- _WORK TO COMPLETE_:
Your answer should consist of the lines holding "with", copied from the material below.

- _THE DATA_:
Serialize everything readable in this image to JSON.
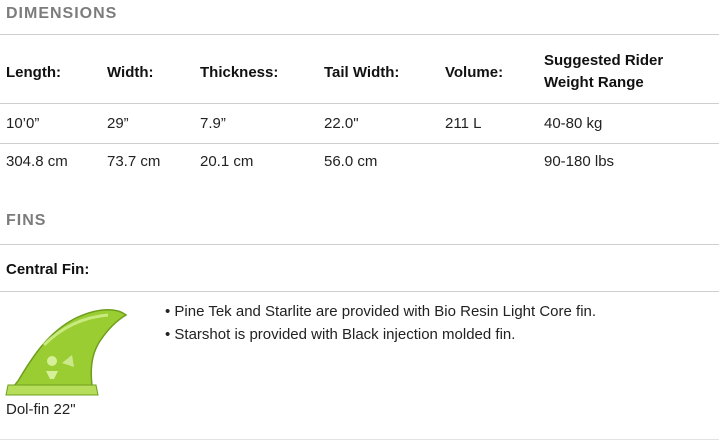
{
  "dimensions": {
    "title": "DIMENSIONS",
    "headers": [
      "Length:",
      "Width:",
      "Thickness:",
      "Tail Width:",
      "Volume:",
      "Suggested Rider",
      "Weight Range"
    ],
    "rows": [
      [
        "10’0”",
        "29”",
        "7.9”",
        "22.0\"",
        "211 L",
        "40-80 kg"
      ],
      [
        "304.8 cm",
        "73.7 cm",
        "20.1 cm",
        "56.0 cm",
        "",
        "90-180 lbs"
      ]
    ]
  },
  "fins": {
    "title": "FINS",
    "central_label": "Central Fin:",
    "bullets": [
      "• Pine Tek and Starlite are provided with Bio Resin Light Core fin.",
      "• Starshot is provided with Black injection molded fin."
    ],
    "fin_caption": "Dol-fin 22\"",
    "fin_color": "#9acd32"
  }
}
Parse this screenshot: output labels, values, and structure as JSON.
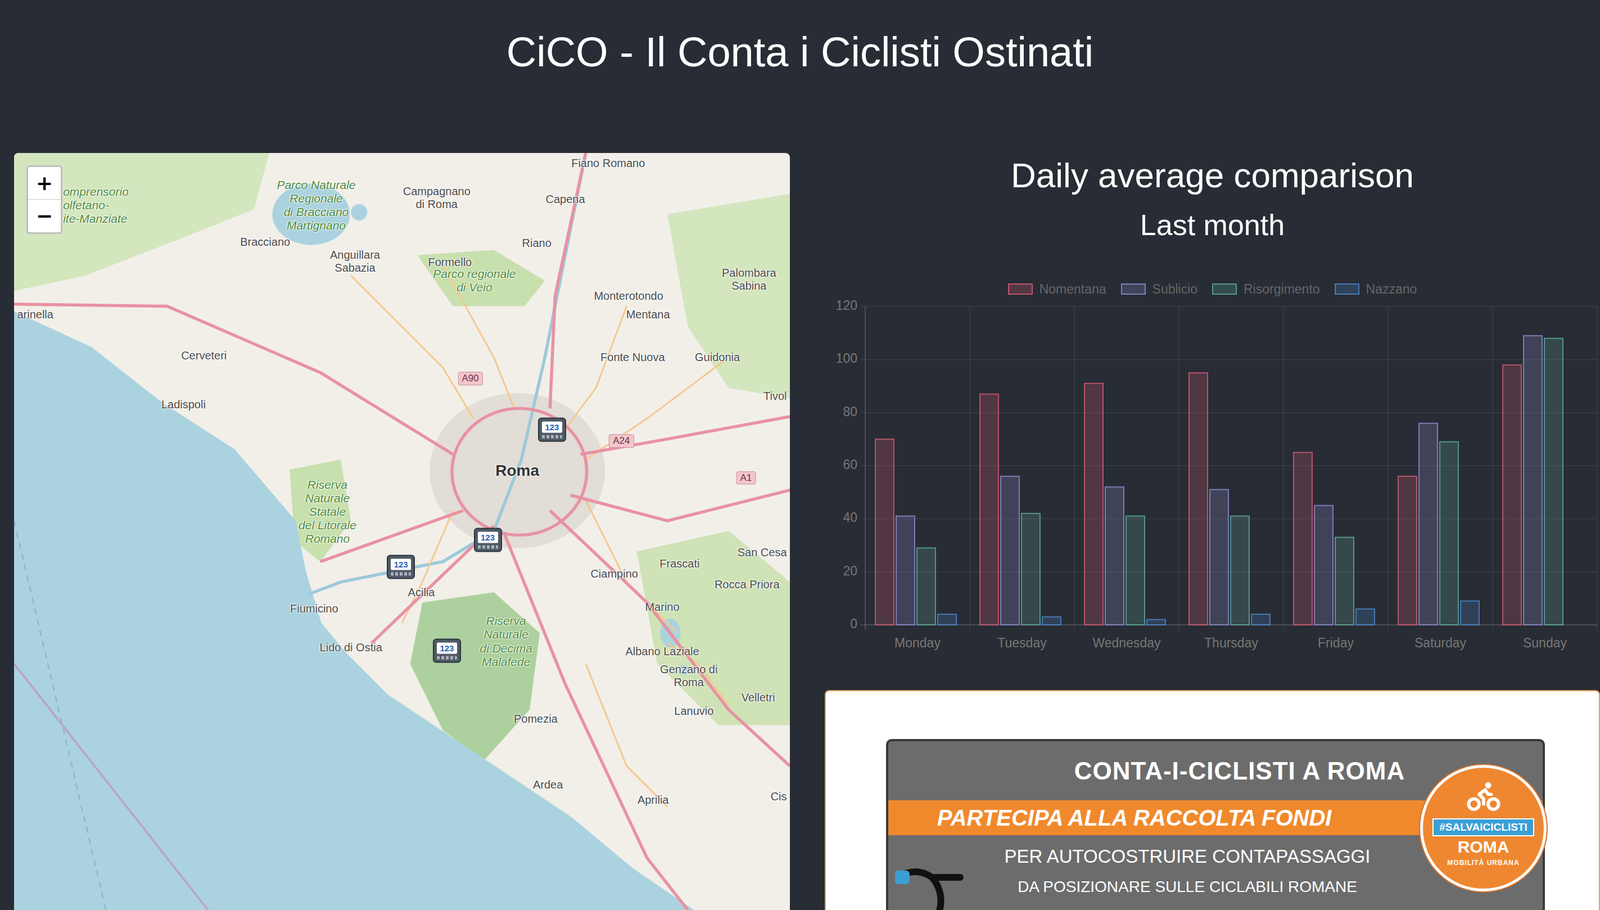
{
  "page": {
    "title": "CiCO - Il Conta i Ciclisti Ostinati"
  },
  "map": {
    "zoom_in": "+",
    "zoom_out": "−",
    "labels": [
      {
        "lines": [
          "omprensorio",
          "olfetano-",
          "ite-Manziate"
        ],
        "kind": "park"
      },
      {
        "lines": [
          "Parco Naturale",
          "Regionale",
          "di Bracciano",
          "Martignano"
        ],
        "kind": "park"
      },
      {
        "lines": [
          "Bracciano"
        ],
        "kind": "town"
      },
      {
        "lines": [
          "Campagnano",
          "di Roma"
        ],
        "kind": "town"
      },
      {
        "lines": [
          "Fiano Romano"
        ],
        "kind": "town"
      },
      {
        "lines": [
          "Capena"
        ],
        "kind": "town"
      },
      {
        "lines": [
          "Anguillara",
          "Sabazia"
        ],
        "kind": "town"
      },
      {
        "lines": [
          "Formello"
        ],
        "kind": "town"
      },
      {
        "lines": [
          "Parco regionale",
          "di Veio"
        ],
        "kind": "park"
      },
      {
        "lines": [
          "Riano"
        ],
        "kind": "town"
      },
      {
        "lines": [
          "Palombara",
          "Sabina"
        ],
        "kind": "town"
      },
      {
        "lines": [
          "Monterotondo"
        ],
        "kind": "town"
      },
      {
        "lines": [
          "Mentana"
        ],
        "kind": "town"
      },
      {
        "lines": [
          "arinella"
        ],
        "kind": "town"
      },
      {
        "lines": [
          "Cerveteri"
        ],
        "kind": "town"
      },
      {
        "lines": [
          "Fonte Nuova"
        ],
        "kind": "town"
      },
      {
        "lines": [
          "Guidonia"
        ],
        "kind": "town"
      },
      {
        "lines": [
          "Ladispoli"
        ],
        "kind": "town"
      },
      {
        "lines": [
          "Tivol"
        ],
        "kind": "town"
      },
      {
        "lines": [
          "A90"
        ],
        "kind": "road"
      },
      {
        "lines": [
          "A24"
        ],
        "kind": "road"
      },
      {
        "lines": [
          "A1"
        ],
        "kind": "road"
      },
      {
        "lines": [
          "Roma"
        ],
        "kind": "city"
      },
      {
        "lines": [
          "Riserva",
          "Naturale",
          "Statale",
          "del Litorale",
          "Romano"
        ],
        "kind": "park"
      },
      {
        "lines": [
          "San Cesa"
        ],
        "kind": "town"
      },
      {
        "lines": [
          "Frascati"
        ],
        "kind": "town"
      },
      {
        "lines": [
          "Ciampino"
        ],
        "kind": "town"
      },
      {
        "lines": [
          "Rocca Priora"
        ],
        "kind": "town"
      },
      {
        "lines": [
          "Acilia"
        ],
        "kind": "town"
      },
      {
        "lines": [
          "Fiumicino"
        ],
        "kind": "town"
      },
      {
        "lines": [
          "Marino"
        ],
        "kind": "town"
      },
      {
        "lines": [
          "Riserva",
          "Naturale",
          "di Decima",
          "Malafede"
        ],
        "kind": "park"
      },
      {
        "lines": [
          "Lido di Ostia"
        ],
        "kind": "town"
      },
      {
        "lines": [
          "Albano Laziale"
        ],
        "kind": "town"
      },
      {
        "lines": [
          "Genzano di",
          "Roma"
        ],
        "kind": "town"
      },
      {
        "lines": [
          "Velletri"
        ],
        "kind": "town"
      },
      {
        "lines": [
          "Lanuvio"
        ],
        "kind": "town"
      },
      {
        "lines": [
          "Pomezia"
        ],
        "kind": "town"
      },
      {
        "lines": [
          "Ardea"
        ],
        "kind": "town"
      },
      {
        "lines": [
          "Aprilia"
        ],
        "kind": "town"
      },
      {
        "lines": [
          "Cis"
        ],
        "kind": "town"
      }
    ],
    "counters": [
      {
        "label": "123"
      },
      {
        "label": "123"
      },
      {
        "label": "123"
      },
      {
        "label": "123"
      }
    ]
  },
  "chart": {
    "title": "Daily average comparison",
    "subtitle": "Last month",
    "y_ticks": [
      "0",
      "20",
      "40",
      "60",
      "80",
      "100",
      "120"
    ],
    "y_max": 120,
    "categories": [
      "Monday",
      "Tuesday",
      "Wednesday",
      "Thursday",
      "Friday",
      "Saturday",
      "Sunday"
    ],
    "series": [
      {
        "name": "Nomentana",
        "color": "#e0607a",
        "values": [
          70,
          87,
          91,
          95,
          65,
          56,
          98
        ]
      },
      {
        "name": "Sublicio",
        "color": "#9494dc",
        "values": [
          41,
          56,
          52,
          51,
          45,
          76,
          109
        ]
      },
      {
        "name": "Risorgimento",
        "color": "#62b3a4",
        "values": [
          29,
          42,
          41,
          41,
          33,
          69,
          108
        ]
      },
      {
        "name": "Nazzano",
        "color": "#4f8fd8",
        "values": [
          4,
          3,
          2,
          4,
          6,
          9,
          0
        ]
      }
    ]
  },
  "banner": {
    "title": "CONTA-I-CICLISTI A ROMA",
    "band": "PARTECIPA ALLA RACCOLTA FONDI",
    "line1": "PER  AUTOCOSTRUIRE CONTAPASSAGGI",
    "line2": "DA POSIZIONARE SULLE CICLABILI ROMANE",
    "badge": {
      "tag": "#SALVAICICLISTI",
      "city": "ROMA",
      "motto": "MOBILITÀ URBANA"
    }
  }
}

- _ANSWER BOX_:
      "• Pine Tek and Starlite are provided with Bio Resin Light Core fin.",
      "• Starshot is provided with Black injection molded fin."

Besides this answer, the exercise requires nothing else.